Noted Mexican Zapotec artist Alejandro Santiago, 49, creator of a sculpted indigenous ghost town installation, died July 22, of a heart attack related to diabetes.
Santiago had studied with the noted Oaxacan artist Rudolfo Tamayo before leaving to study and work further in the United States and Europe. After gaining some success in Europe, he returned to his home in Teococuilco in 2001 to discover that the small southern Oaxacan town was empty. Most of his Zapoteca and other indigenous neighbors had migrated north to find work after the local economies had collapsed.
Inspired first by this ghost town, Santiago decided to try the experience himself and attempted to cross the border illegally into the U.S. in 2003. He was arrested by immigration agents and on his way back to Mexico he saw thousands of small crosses posted on a corrugated metal wall, representing the many people who did not survive the crossing.

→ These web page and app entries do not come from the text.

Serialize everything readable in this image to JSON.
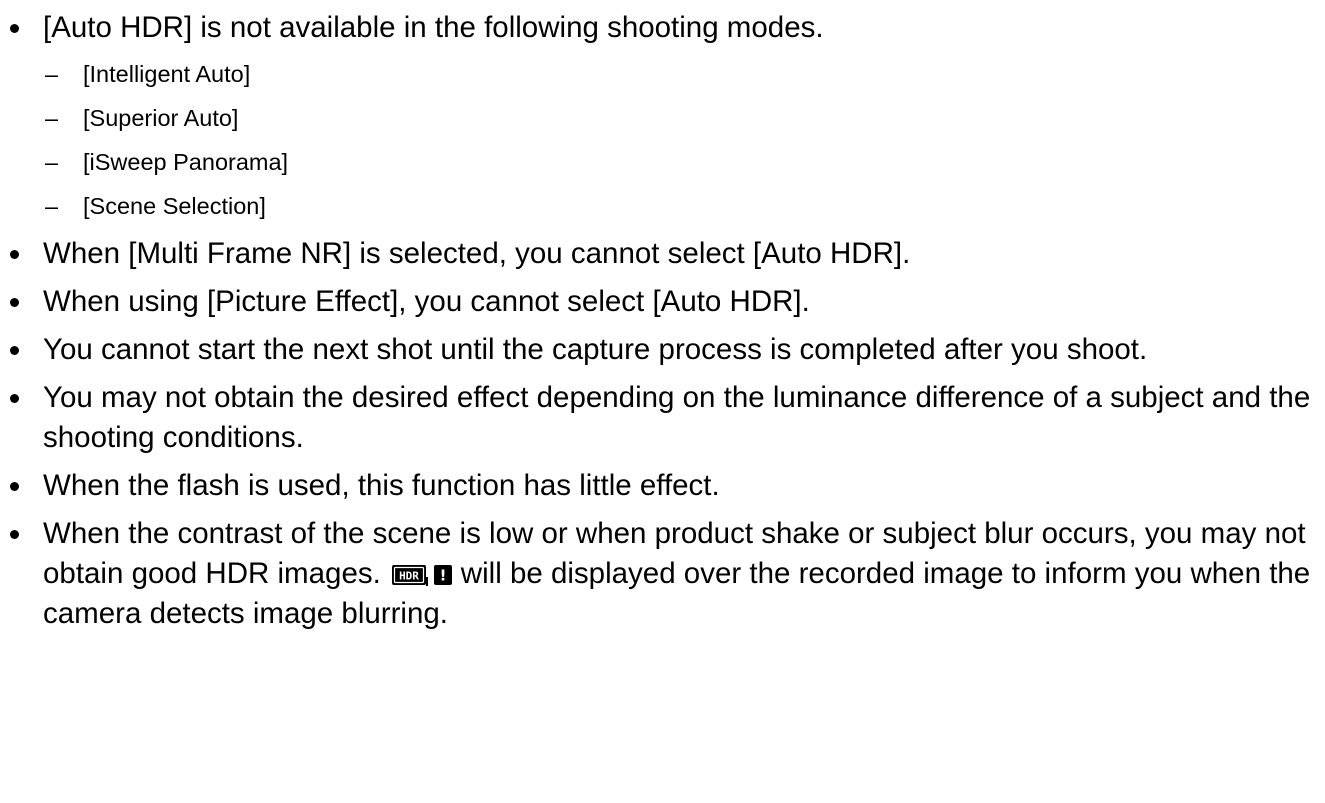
{
  "bullets": [
    {
      "text": "[Auto HDR] is not available in the following shooting modes.",
      "sub_items": [
        "[Intelligent Auto]",
        "[Superior Auto]",
        "[iSweep Panorama]",
        "[Scene Selection]"
      ]
    },
    {
      "text": "When [Multi Frame NR] is selected, you cannot select [Auto HDR]."
    },
    {
      "text": "When using [Picture Effect], you cannot select [Auto HDR]."
    },
    {
      "text": "You cannot start the next shot until the capture process is completed after you shoot."
    },
    {
      "text": "You may not obtain the desired effect depending on the luminance difference of a subject and the shooting conditions."
    },
    {
      "text": "When the flash is used, this function has little effect."
    },
    {
      "text_before_icon": "When the contrast of the scene is low or when product shake or subject blur occurs, you may not obtain good HDR images.",
      "icon": "hdr-warning-icon",
      "icon_label": "HDR",
      "icon_mark": "!",
      "text_after_icon": "will be displayed over the recorded image to inform you when the camera detects image blurring."
    }
  ],
  "sub_item_marker": "–"
}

The sight of the crosses was the other source of inspiration for his massive installation.
Santiago returned to his workshop and began the process of creating an homage to the migrants that became the clay sculptures of 2,501 individual indigenous people titled “2501 Migrantes.” He sculpted the figures to be life-sized, with different faces and expressions on each one.
After receiving critical praise for his shows in Oaxaca and then Monterrey, Mexico in 2007 Santiago and his work came to the attention of Chatino filmmaker Yolanda Cruz, who put together a documentary about the installation called "2,501 Migrants: A Journey."
On the documentary's website, Cruz said, "The film is about an artist’s search for meaning in the villages of Oaxaca that are breeding a unique kind of ghost town, where legions of young people grow up thinking they have no other choice but to emigrate to the United States once they are done with elementary school."
Between 2010 and 2011, the documentary was shown on public television in the U.S., and is now available on a U.S. based online movie service, Cruz said.
In the last year of his life Santiago was working on several projects, Cruz noted. One that he had finished was a 16-part mural entitled "To Paint is to Think." One of the panels, called "Breaking the Silence" was about the murder of two indigenous broadcasters in Oaxaca in 2008.
Santiago is survived by his wife Zoila López, son Lucio Santiago, 26, daughter Alejandra Santiago, 12, and his mother Isabel Santiago, as well as two sisters and a half brother.